We also find the evidence presented at the hearings and discussed above supports the determination that termination of the mother's parental rights was in the child's best interest. “The same factors that show the existence of parental misconduct or inability may also support the juvenile court's finding that terminating the parent's rights would be in the child's best interest. [Cit.]” In the Interest of D.L., 268 Ga.App. 360, 361, 601 S.E.2d 714 (2004). After reviewing the record and transcripts, we conclude there was clear and convincing evidence to support the juvenile court's finding that termination of the mother's parental rights was in the best interest of D.D.B., considering her physical, mental, emotional and moral condition and her “need for a secure and stable home.” OCGA § 15-11-94(a). In the Interest of J.K., 239 Ga.App. 142, 146(1), 520 S.E.2d 19 (1999). In the Interest of C.M., 275 Ga.App. at 722-723, 621 S.E.2d 815.

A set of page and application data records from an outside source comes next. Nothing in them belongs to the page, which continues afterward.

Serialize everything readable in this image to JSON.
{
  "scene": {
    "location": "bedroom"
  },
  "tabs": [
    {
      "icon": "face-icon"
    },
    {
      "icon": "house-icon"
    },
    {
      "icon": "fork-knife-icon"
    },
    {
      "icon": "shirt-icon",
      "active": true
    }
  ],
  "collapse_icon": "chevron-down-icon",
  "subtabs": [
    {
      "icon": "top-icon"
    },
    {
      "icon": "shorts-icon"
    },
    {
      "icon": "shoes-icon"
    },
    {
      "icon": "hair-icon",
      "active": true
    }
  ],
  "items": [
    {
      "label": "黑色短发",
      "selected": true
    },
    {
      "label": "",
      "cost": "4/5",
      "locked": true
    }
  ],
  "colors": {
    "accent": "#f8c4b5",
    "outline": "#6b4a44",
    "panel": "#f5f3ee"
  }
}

2. The mother also argues that the trial court erred by finding that she suffered from a mental illness because there was no evidence to substantiate that finding. However, pretermitting whether sufficient evidence was presented to support this finding, it is clear from the juvenile court's order that this finding was not necessary to its determination of the existence of clear and convincing evidence of the factors necessary to support termination of the mother's parental rights. This enumeration thus affords no basis for reversal of the juvenile court's order terminating the mother's parental rights to her child D.D.B.
BLACKBURN, P.J., and MIKELL, J., concur.